The moment I came home, I sensed something had happened, but I didn’t know exactly what.
Over the next few weeks, it became obvious God was working in Brett’s heart. His attitude began to change.
He started talking to me about joyful things. He wanted to spend time reading the Bible and praying. He wanted to go to church and fellowship with friends.
At first, I thought maybe it was an act. Just something to convince me to stay.
But Brett is a horrible faker. So, now, after two months, I have something to say –
The man I married is back! How I had missed him!
We were talking about it the other night, and he said how God had to take away all of his “things” in order to get his attention. He lost his house, his car, his hobby, and his employment. Finally, he realized God was making a point.

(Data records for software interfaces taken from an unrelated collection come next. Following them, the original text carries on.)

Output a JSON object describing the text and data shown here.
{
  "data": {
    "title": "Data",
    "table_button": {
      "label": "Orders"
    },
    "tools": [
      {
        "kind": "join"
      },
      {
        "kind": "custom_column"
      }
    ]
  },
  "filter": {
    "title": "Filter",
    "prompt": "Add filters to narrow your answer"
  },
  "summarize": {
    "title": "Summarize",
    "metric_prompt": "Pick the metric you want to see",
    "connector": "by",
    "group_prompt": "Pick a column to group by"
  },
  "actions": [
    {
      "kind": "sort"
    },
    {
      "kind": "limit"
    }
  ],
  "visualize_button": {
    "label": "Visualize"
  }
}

It is strange to suddenly be back with the man who was my best friend in college. To be able to joke and talk and work together happily without that ever-present string of tension that had been tightly wound around our hearts.

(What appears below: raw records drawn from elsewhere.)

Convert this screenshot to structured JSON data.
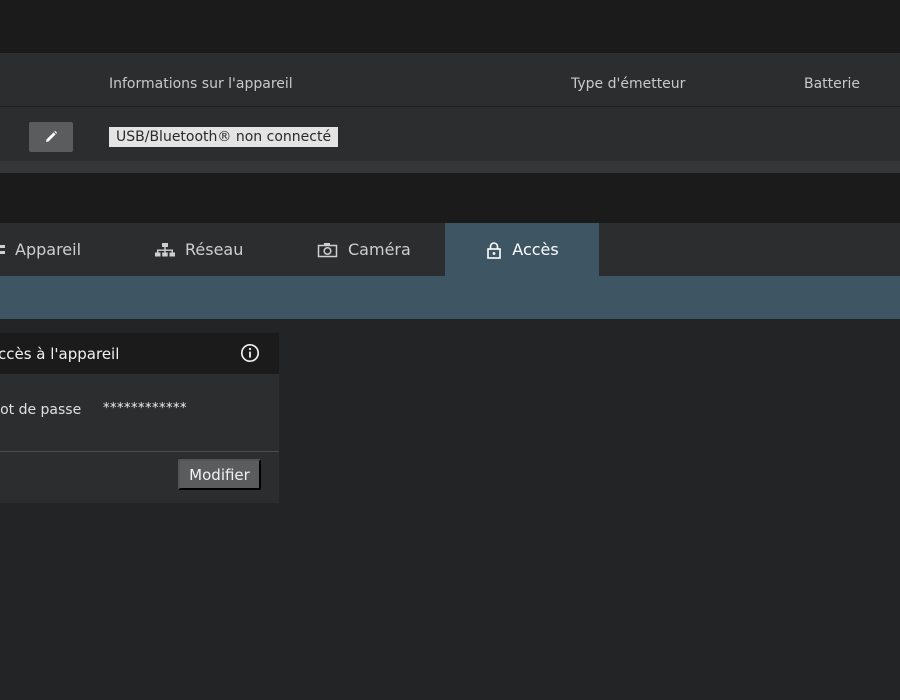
{
  "device_table": {
    "headers": {
      "info": "Informations sur l'appareil",
      "transmitter_type": "Type d'émetteur",
      "battery": "Batterie"
    },
    "row": {
      "status": "USB/Bluetooth® non connecté"
    }
  },
  "tabs": [
    {
      "label": "Appareil",
      "icon": "device-icon"
    },
    {
      "label": "Réseau",
      "icon": "network-icon"
    },
    {
      "label": "Caméra",
      "icon": "camera-icon"
    },
    {
      "label": "Accès",
      "icon": "lock-icon",
      "active": true
    }
  ],
  "access_card": {
    "title": "Accès à l'appareil",
    "password_label": "Mot de passe",
    "password_value": "************",
    "modify_label": "Modifier"
  },
  "colors": {
    "accent": "#3e5564",
    "background": "#232426",
    "panel": "#2c2d2f",
    "bar": "#1b1b1c"
  }
}
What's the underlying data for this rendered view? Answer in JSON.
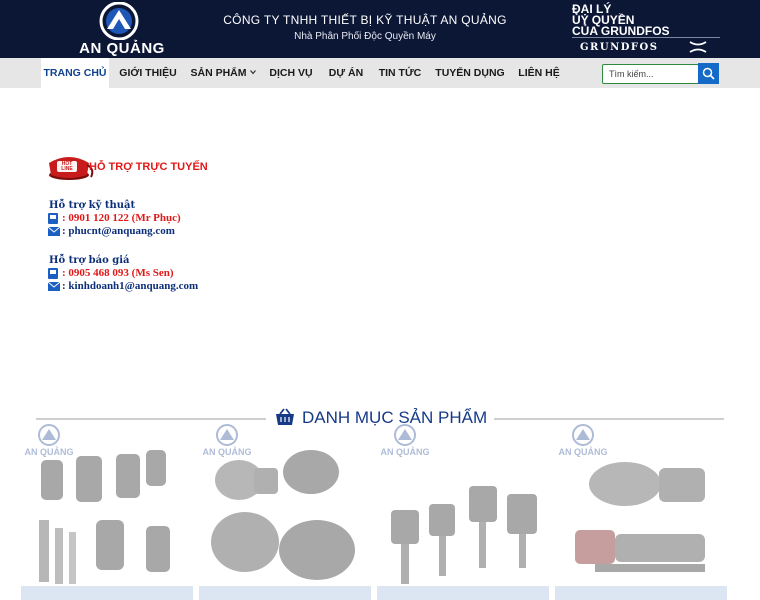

We bond over taking care of Sam. We sit on the bed and marvel at his ten tiny toes and slightly upturned nose that represent God’s blessing in a time of great trial. We realize how we have been given a second chance.
A chance to be in love again. A chance to be redeemed again.
I was a basket case the first month after Sam was born. No one told me how incredibly hard it was going to be.
My friend Alice confided to me that it is the unspoken code to withhold the knowledge of that first horrible month from prospective parents. “It’s just not nice,” she explained.
As I sat on my bed crying, holding a screaming baby, my husband sat down next to me on the bed. I stared at him blankly. Brett is not a talker, so it surprised me when he said, “You know, you’re not alone in this. We’re a team.”
Sure, it sounds generic now, but man, was it what I needed to hear. I latched onto it like a mantra and hung tightly to it. The “team” concept helped me feel not so alone and got me through the rest of that despicable month.
It was hard not to share these trials when I was going through them. I wanted so much to empty my heart onto these pages! But I knew I would be violating the marriage code in a big way.
So now, instead of gossip, I can share this in gratefulness.
I know there will still be trying times. People don’t change overnight. We all backslide at some point. But God can and does bring us back up to where we’re supposed to be.
The way I grew up, people don’t talk about their marriage issues. I think this hinders us so very much. It was the women who came alongside me and shared their marriage trials who helped me get through this.
And of course, God who graciously answered my prayer and changed my husband’s heart.
If there’s such a thing as good gossip, I’m passing this on!